■ **TASK STATEMENT**: Scan the data below for the string "trees". Show every line where it turns up.

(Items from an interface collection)

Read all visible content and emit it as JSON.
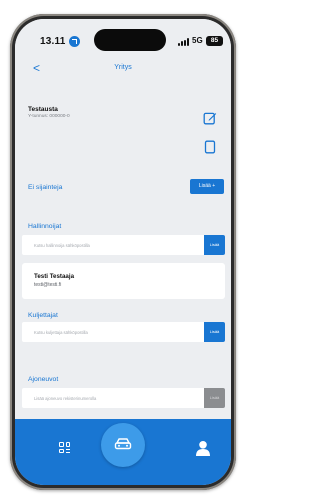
{
  "status_bar": {
    "time": "13.11",
    "network": "5G",
    "battery": "85"
  },
  "nav": {
    "back_symbol": "<",
    "title": "Yritys"
  },
  "company": {
    "name": "Testausta",
    "business_id": "Y-tunnus: 000000-0",
    "edit_icon": "edit-icon",
    "copy_icon": "copy-icon"
  },
  "locations": {
    "label": "Ei sijainteja",
    "add_button": "Lisää +"
  },
  "administrators": {
    "label": "Hallinnoijat",
    "search_placeholder": "Kutsu hallinnoija sähköpostilla",
    "search_button": "Lisää",
    "people": [
      {
        "name": "Testi Testaaja",
        "email": "testi@testi.fi"
      }
    ]
  },
  "drivers": {
    "label": "Kuljettajat",
    "search_placeholder": "Kutsu kuljettaja sähköpostilla",
    "search_button": "Lisää"
  },
  "vehicles": {
    "label": "Ajoneuvot",
    "search_placeholder": "Lisää ajoneuvo rekisterinumerolla",
    "search_button": "Lisää"
  },
  "tabbar": {
    "items": [
      {
        "icon": "grid-icon"
      },
      {
        "icon": "car-icon",
        "active": true
      },
      {
        "icon": "user-icon"
      }
    ],
    "color": "#1976d2",
    "active_color": "#3d9be9"
  }
}
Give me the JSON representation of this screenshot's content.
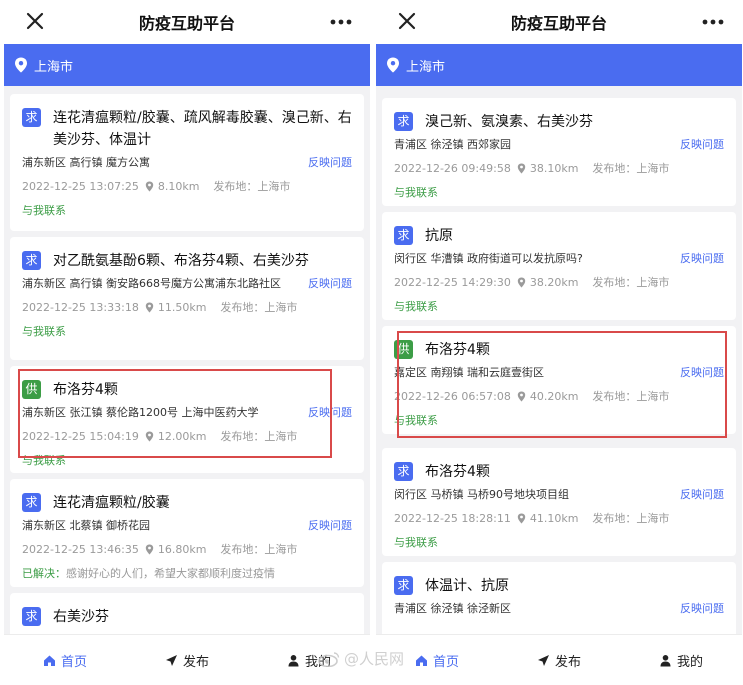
{
  "app_title": "防疫互助平台",
  "location": "上海市",
  "report_label": "反映问题",
  "contact_label": "与我联系",
  "pub_prefix": "发布地：",
  "tabs": {
    "home": "首页",
    "publish": "发布",
    "mine": "我的"
  },
  "watermark": "@人民网",
  "colors": {
    "accent": "#4a6cf0",
    "need_tag": "#4a6cf0",
    "offer_tag": "#3c9d46",
    "contact": "#3c9d46",
    "highlight": "#d94a4a"
  },
  "left": {
    "cards": [
      {
        "tag": "求",
        "title": "连花清瘟颗粒/胶囊、疏风解毒胶囊、溴己新、右美沙芬、体温计",
        "address": "浦东新区 高行镇 魔方公寓",
        "time": "2022-12-25 13:07:25",
        "distance": "8.10km",
        "pub_place": "上海市"
      },
      {
        "tag": "求",
        "title": "对乙酰氨基酚6颗、布洛芬4颗、右美沙芬",
        "address": "浦东新区 高行镇 衡安路668号魔方公寓浦东北路社区",
        "time": "2022-12-25 13:33:18",
        "distance": "11.50km",
        "pub_place": "上海市"
      },
      {
        "tag": "供",
        "title": "布洛芬4颗",
        "address": "浦东新区 张江镇 蔡伦路1200号 上海中医药大学",
        "time": "2022-12-25 15:04:19",
        "distance": "12.00km",
        "pub_place": "上海市"
      },
      {
        "tag": "求",
        "title": "连花清瘟颗粒/胶囊",
        "address": "浦东新区 北蔡镇 御桥花园",
        "time": "2022-12-25 13:46:35",
        "distance": "16.80km",
        "pub_place": "上海市",
        "solved_label": "已解决：",
        "solved_text": "感谢好心的人们，希望大家都顺利度过疫情"
      },
      {
        "tag": "求",
        "title": "右美沙芬"
      }
    ]
  },
  "right": {
    "cards": [
      {
        "tag": "求",
        "title": "溴己新、氨溴素、右美沙芬",
        "address": "青浦区 徐泾镇 西郊家园",
        "time": "2022-12-26 09:49:58",
        "distance": "38.10km",
        "pub_place": "上海市"
      },
      {
        "tag": "求",
        "title": "抗原",
        "address": "闵行区 华漕镇 政府街道可以发抗原吗?",
        "time": "2022-12-25 14:29:30",
        "distance": "38.20km",
        "pub_place": "上海市"
      },
      {
        "tag": "供",
        "title": "布洛芬4颗",
        "address": "嘉定区 南翔镇 瑞和云庭壹街区",
        "time": "2022-12-26 06:57:08",
        "distance": "40.20km",
        "pub_place": "上海市"
      },
      {
        "tag": "求",
        "title": "布洛芬4颗",
        "address": "闵行区 马桥镇 马桥90号地块项目组",
        "time": "2022-12-25 18:28:11",
        "distance": "41.10km",
        "pub_place": "上海市"
      },
      {
        "tag": "求",
        "title": "体温计、抗原",
        "address": "青浦区 徐泾镇 徐泾新区"
      }
    ]
  }
}
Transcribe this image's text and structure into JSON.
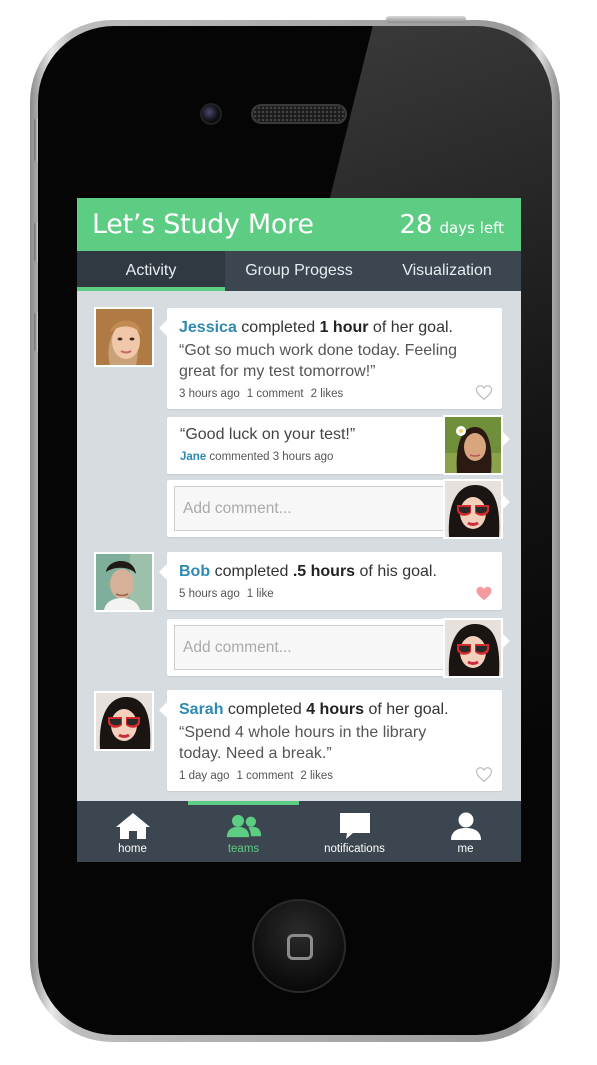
{
  "app": {
    "title": "Let’s Study More",
    "days_left_number": "28",
    "days_left_label": "days left",
    "accent_color": "#5ecd84",
    "name_color": "#2e8ab1"
  },
  "tabs": [
    {
      "label": "Activity",
      "active": true
    },
    {
      "label": "Group Progess",
      "active": false
    },
    {
      "label": "Visualization",
      "active": false
    }
  ],
  "feed": {
    "posts": [
      {
        "name": "Jessica",
        "completed_text": "completed",
        "amount": "1 hour",
        "goal_text": "of her goal.",
        "quote": "“Got so much work done today. Feeling great for my test tomorrow!”",
        "time": "3 hours ago",
        "comments": "1 comment",
        "likes": "2 likes",
        "heart": "heart-outline-icon"
      },
      {
        "name": "Bob",
        "completed_text": "completed",
        "amount": ".5 hours",
        "goal_text": "of his goal.",
        "time": "5 hours ago",
        "likes": "1 like",
        "heart": "heart-filled-icon"
      },
      {
        "name": "Sarah",
        "completed_text": "completed",
        "amount": "4 hours",
        "goal_text": "of her goal.",
        "quote": "“Spend 4 whole hours in the library today. Need a break.”",
        "time": "1 day ago",
        "comments": "1 comment",
        "likes": "2 likes",
        "heart": "heart-outline-icon"
      }
    ],
    "comment": {
      "text": "“Good luck on your test!”",
      "author": "Jane",
      "meta": "commented 3 hours ago"
    },
    "add_comment_placeholder": "Add comment..."
  },
  "bottom_nav": [
    {
      "label": "home",
      "icon": "home-icon",
      "active": false
    },
    {
      "label": "teams",
      "icon": "teams-icon",
      "active": true
    },
    {
      "label": "notifications",
      "icon": "notifications-icon",
      "active": false
    },
    {
      "label": "me",
      "icon": "user-icon",
      "active": false
    }
  ]
}
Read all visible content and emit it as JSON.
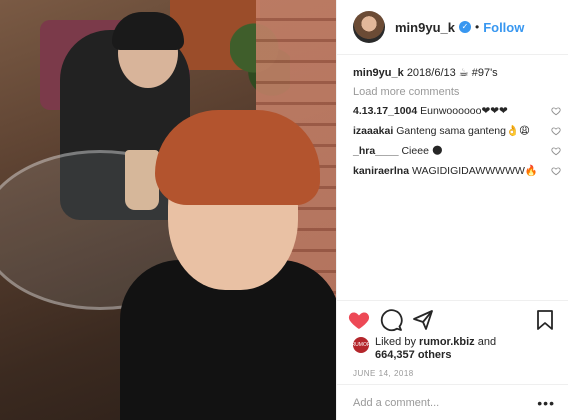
{
  "header": {
    "username": "min9yu_k",
    "verified_icon": "verified-badge-icon",
    "separator": "•",
    "follow_label": "Follow"
  },
  "caption": {
    "username": "min9yu_k",
    "text": "2018/6/13 ☕ #97's"
  },
  "load_more_label": "Load more comments",
  "comments": [
    {
      "username": "4.13.17_1004",
      "text": "Eunwoooooo❤❤❤"
    },
    {
      "username": "izaaakai",
      "text": "Ganteng sama ganteng👌😩"
    },
    {
      "username": "_hra____",
      "text": "Cieee 🌑"
    },
    {
      "username": "kaniraerlna",
      "text": "WAGIDIGIDAWWWWW🔥"
    }
  ],
  "likes": {
    "avatar_text": "RUMOR",
    "prefix": "Liked by",
    "user": "rumor.kbiz",
    "and": "and",
    "count": "664,357 others"
  },
  "date": "JUNE 14, 2018",
  "add_comment": {
    "placeholder": "Add a comment..."
  },
  "more_label": "•••",
  "colors": {
    "accent": "#3897f0",
    "liked_heart": "#ed4956",
    "muted": "#999999"
  },
  "icons": {
    "heart": "heart-icon",
    "comment": "comment-icon",
    "share": "share-icon",
    "bookmark": "bookmark-icon"
  }
}
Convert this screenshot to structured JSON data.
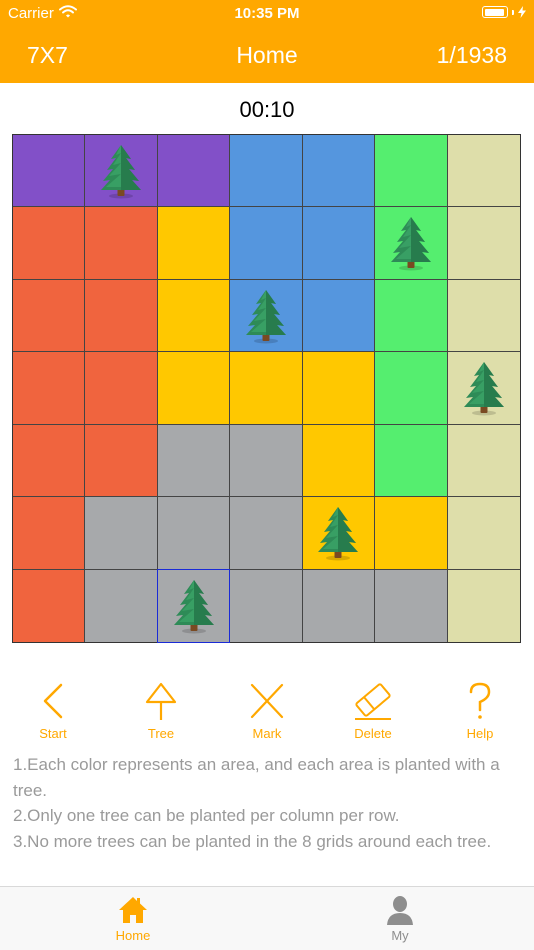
{
  "status_bar": {
    "carrier": "Carrier",
    "time": "10:35 PM"
  },
  "nav": {
    "size_label": "7X7",
    "title": "Home",
    "progress": "1/1938"
  },
  "timer": "00:10",
  "colors": {
    "accent": "#FFA800",
    "purple": "#8250C8",
    "blue": "#5596DE",
    "green": "#55EE6F",
    "khaki": "#DEDEAA",
    "red": "#F0643E",
    "yellow": "#FFC800",
    "gray": "#A7A9AB"
  },
  "board": {
    "size": 7,
    "regions": [
      [
        "purple",
        "purple",
        "purple",
        "blue",
        "blue",
        "green",
        "khaki"
      ],
      [
        "red",
        "red",
        "yellow",
        "blue",
        "blue",
        "green",
        "khaki"
      ],
      [
        "red",
        "red",
        "yellow",
        "blue",
        "blue",
        "green",
        "khaki"
      ],
      [
        "red",
        "red",
        "yellow",
        "yellow",
        "yellow",
        "green",
        "khaki"
      ],
      [
        "red",
        "red",
        "gray",
        "gray",
        "yellow",
        "green",
        "khaki"
      ],
      [
        "red",
        "gray",
        "gray",
        "gray",
        "yellow",
        "yellow",
        "khaki"
      ],
      [
        "red",
        "gray",
        "gray",
        "gray",
        "gray",
        "gray",
        "khaki"
      ]
    ],
    "trees": [
      [
        0,
        1
      ],
      [
        1,
        5
      ],
      [
        2,
        3
      ],
      [
        3,
        6
      ],
      [
        5,
        4
      ],
      [
        6,
        2
      ]
    ],
    "selected": [
      6,
      2
    ]
  },
  "toolbar": {
    "start": "Start",
    "tree": "Tree",
    "mark": "Mark",
    "delete": "Delete",
    "help": "Help"
  },
  "rules": {
    "r1": "1.Each color represents an area, and each area is planted with a tree.",
    "r2": "2.Only one tree can be planted per column per row.",
    "r3": "3.No more trees can be planted in the 8 grids around each tree."
  },
  "tabs": {
    "home": "Home",
    "my": "My"
  }
}
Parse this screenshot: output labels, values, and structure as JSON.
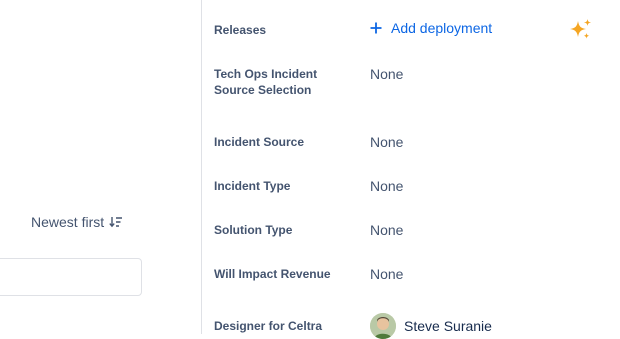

■ **EXPECTED OUTPUT**:
    "trees": [
    "r3": "3.No more trees can be planted in the 8 grids around each tree."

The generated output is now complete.